SAN FRANCISCO — The California First District Court of Appeal recently decided to reverse the San Francisco City and County Superior Court's decision in Danger Panda LLC etc. vs. Nancy Ann Launiu, et al and said "that a minor is not a tenant under the Rent Ordinance provisions that pertain to Ellis Act evictions."
In its decision filed April 4, the appeals court wrote that Danger Panda brought an "unlawful detainer" suit against Launiu, her adult son Donn and Donn's wife, Olga, in April 2015. According to the appeals court decision, Danger Panda accused Launiu, her son and his wife of not leaving "a unit in a building that plaintiff withdrew from residential rental use pursuant the Ellis Act."
The appeals court explained that Danger Panda gave Launiu, Donn, Olga and David an eviction notice on March 26, 2014 in which Danger Panda told them it planned to no longer offer its building as a residence pursuant to the Ellis Act and the San Francisco Rent Ordinance. According to the appeals court, Danger Panda also paid Launiu, Donn and Olga each $2,632.55 for what it called the first half of the relocation assistance that the ordinance stipulated Danger Panda had to pay.
The appeals court wrote that Danger Panda sent in a letter to the Rent Board that laid out its plan to stop offering some living units for rent, and it sent that letter to Launiu, Donn and Olga as well.

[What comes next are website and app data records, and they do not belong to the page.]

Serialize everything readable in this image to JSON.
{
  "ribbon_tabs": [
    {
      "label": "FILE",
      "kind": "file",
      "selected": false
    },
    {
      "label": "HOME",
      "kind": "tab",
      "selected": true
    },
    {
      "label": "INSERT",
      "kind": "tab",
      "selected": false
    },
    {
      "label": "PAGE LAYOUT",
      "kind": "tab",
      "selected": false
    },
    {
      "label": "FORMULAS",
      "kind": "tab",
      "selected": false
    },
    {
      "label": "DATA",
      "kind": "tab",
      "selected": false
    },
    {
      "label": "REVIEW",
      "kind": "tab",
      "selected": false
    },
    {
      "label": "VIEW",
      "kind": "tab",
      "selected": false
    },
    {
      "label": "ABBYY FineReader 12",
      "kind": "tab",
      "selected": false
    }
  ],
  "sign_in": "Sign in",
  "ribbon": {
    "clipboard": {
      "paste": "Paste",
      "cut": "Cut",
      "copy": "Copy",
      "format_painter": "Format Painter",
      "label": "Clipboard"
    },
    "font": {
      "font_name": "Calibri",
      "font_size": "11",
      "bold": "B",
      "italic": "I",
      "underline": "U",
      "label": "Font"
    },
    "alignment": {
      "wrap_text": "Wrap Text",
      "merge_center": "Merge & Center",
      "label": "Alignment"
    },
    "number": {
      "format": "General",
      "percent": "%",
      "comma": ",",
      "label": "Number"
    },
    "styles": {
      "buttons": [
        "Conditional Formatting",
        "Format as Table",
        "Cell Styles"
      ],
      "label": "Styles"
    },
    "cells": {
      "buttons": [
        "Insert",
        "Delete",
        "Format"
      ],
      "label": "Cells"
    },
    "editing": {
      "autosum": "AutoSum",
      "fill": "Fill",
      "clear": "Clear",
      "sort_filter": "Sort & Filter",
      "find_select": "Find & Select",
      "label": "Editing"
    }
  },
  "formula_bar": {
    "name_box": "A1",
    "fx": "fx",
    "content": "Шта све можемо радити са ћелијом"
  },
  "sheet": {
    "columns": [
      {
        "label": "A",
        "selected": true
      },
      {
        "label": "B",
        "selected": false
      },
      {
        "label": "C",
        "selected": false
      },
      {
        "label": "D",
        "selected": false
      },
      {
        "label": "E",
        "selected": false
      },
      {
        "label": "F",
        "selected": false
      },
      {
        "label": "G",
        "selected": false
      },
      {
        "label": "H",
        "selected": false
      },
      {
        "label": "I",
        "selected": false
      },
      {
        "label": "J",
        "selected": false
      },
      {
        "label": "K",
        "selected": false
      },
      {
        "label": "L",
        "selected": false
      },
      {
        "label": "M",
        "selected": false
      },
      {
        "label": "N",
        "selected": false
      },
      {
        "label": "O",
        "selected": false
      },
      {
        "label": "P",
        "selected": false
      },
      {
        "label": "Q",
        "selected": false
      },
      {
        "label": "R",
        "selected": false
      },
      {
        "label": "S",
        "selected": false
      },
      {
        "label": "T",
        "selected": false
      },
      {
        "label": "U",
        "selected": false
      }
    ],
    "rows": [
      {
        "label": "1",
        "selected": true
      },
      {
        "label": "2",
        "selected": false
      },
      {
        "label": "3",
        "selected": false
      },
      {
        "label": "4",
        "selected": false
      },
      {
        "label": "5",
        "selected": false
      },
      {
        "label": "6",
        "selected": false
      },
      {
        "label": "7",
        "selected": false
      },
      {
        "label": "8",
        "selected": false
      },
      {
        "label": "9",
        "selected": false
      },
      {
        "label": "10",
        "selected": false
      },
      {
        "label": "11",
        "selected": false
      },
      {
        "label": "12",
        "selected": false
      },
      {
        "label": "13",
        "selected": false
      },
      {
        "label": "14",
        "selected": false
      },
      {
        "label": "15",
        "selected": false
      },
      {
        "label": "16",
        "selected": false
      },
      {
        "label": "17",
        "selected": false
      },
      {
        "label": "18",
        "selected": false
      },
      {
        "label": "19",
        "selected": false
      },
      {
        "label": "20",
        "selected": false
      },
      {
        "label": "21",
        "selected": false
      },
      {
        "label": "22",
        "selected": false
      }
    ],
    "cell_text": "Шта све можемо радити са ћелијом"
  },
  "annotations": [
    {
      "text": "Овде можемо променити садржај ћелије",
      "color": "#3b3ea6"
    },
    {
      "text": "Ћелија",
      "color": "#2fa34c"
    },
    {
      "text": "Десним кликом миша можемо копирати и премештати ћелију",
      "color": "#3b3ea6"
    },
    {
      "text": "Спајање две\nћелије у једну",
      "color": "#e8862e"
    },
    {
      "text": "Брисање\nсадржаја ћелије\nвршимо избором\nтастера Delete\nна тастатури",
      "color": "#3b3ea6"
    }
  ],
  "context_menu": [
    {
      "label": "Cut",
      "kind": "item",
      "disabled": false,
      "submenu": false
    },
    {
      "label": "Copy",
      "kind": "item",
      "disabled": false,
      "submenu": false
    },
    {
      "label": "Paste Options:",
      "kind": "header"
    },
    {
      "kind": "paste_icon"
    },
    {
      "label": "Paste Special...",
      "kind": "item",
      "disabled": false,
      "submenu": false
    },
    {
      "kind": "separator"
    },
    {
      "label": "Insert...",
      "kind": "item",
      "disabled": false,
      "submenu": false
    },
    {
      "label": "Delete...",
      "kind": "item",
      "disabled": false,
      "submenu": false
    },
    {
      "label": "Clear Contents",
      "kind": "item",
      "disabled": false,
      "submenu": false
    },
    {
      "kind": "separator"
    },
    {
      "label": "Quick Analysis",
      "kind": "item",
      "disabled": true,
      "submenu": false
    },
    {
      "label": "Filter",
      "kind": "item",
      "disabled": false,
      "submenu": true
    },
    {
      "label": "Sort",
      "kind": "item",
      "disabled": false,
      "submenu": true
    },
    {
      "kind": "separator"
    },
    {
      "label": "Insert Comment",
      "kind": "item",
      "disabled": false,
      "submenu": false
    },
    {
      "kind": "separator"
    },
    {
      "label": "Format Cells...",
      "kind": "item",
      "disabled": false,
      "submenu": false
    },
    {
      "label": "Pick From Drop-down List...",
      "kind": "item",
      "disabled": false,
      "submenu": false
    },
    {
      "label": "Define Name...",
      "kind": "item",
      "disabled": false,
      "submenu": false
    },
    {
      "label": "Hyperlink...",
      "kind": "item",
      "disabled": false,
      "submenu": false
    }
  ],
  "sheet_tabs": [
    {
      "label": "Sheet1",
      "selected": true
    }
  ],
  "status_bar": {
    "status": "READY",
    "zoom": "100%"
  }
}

The appeals court explained that Launiu wrote an April 4, 2014 letter to Danger Panda to let the company know that she had a right to live at the unit one extra year because she's a senior citizen.
The appeals court said Danger Panda acknowledged that right in a letter to Launiu and the Rent Board and paid her another $1,755.03, which it said was half of "additional relocation" assistance that Launiu had a right to for being a senior citizen.
The appeals court said in its decision that "the trial court granted defendants" motion to quash the unlawful detainer complaint, finding that plaintiff failed to tender a relocation payment to Donn and Olga‘s minor son David as required by the San Francisco Residential Rent Stabilization and Arbitration Ordinance, San Francisco Administrative Code, Chapter 37 (the Rent Ordinance)."
According to the appeals court decision, Launiu, Donn and Olga filed that motion on May 20, 2015, and the trial court ruled in their favor on June 1, 2015
However, the appeals court said that when the case got to the San Francisco City and County Superior Court Appellate Division, that court upheld the trial court's decision, "but then certified the matter for transfer to the court of appeal to" determine if David should receive relocation assistance under the San Francisco Rent Ordinance.
The appeals court said the superior court appellate division put in an order to uphold the trial court's decision on July 15, but "clarified that the dispute was not about whether plaintiff paid the correct total amount under the Ellis Act, but rather whether the amount was properly allocated among the tenants." The appeals court said that the superior court appellate division held that the money wasn't properly spread among the recipients because it found David to be a tenant, but the appeals court added that David being a minor didn't stop him from getting relocation assistance and said that if Danger Panda had paid correctly, David, Donn and Olga would have been paid $650 more and Launiu would have gotten less.
The appeals court decided that David is not a tenant under the ordinance and ruled that "he could not have acquired a legally cognizable right to occupy Unit 308A to the exclusion of others." The appeals court said David still legally lived at the unit but "his right to occupy is derivative of the rights of his parents."
Along with deciding that David is not a tenant, the appeals court remanded the case.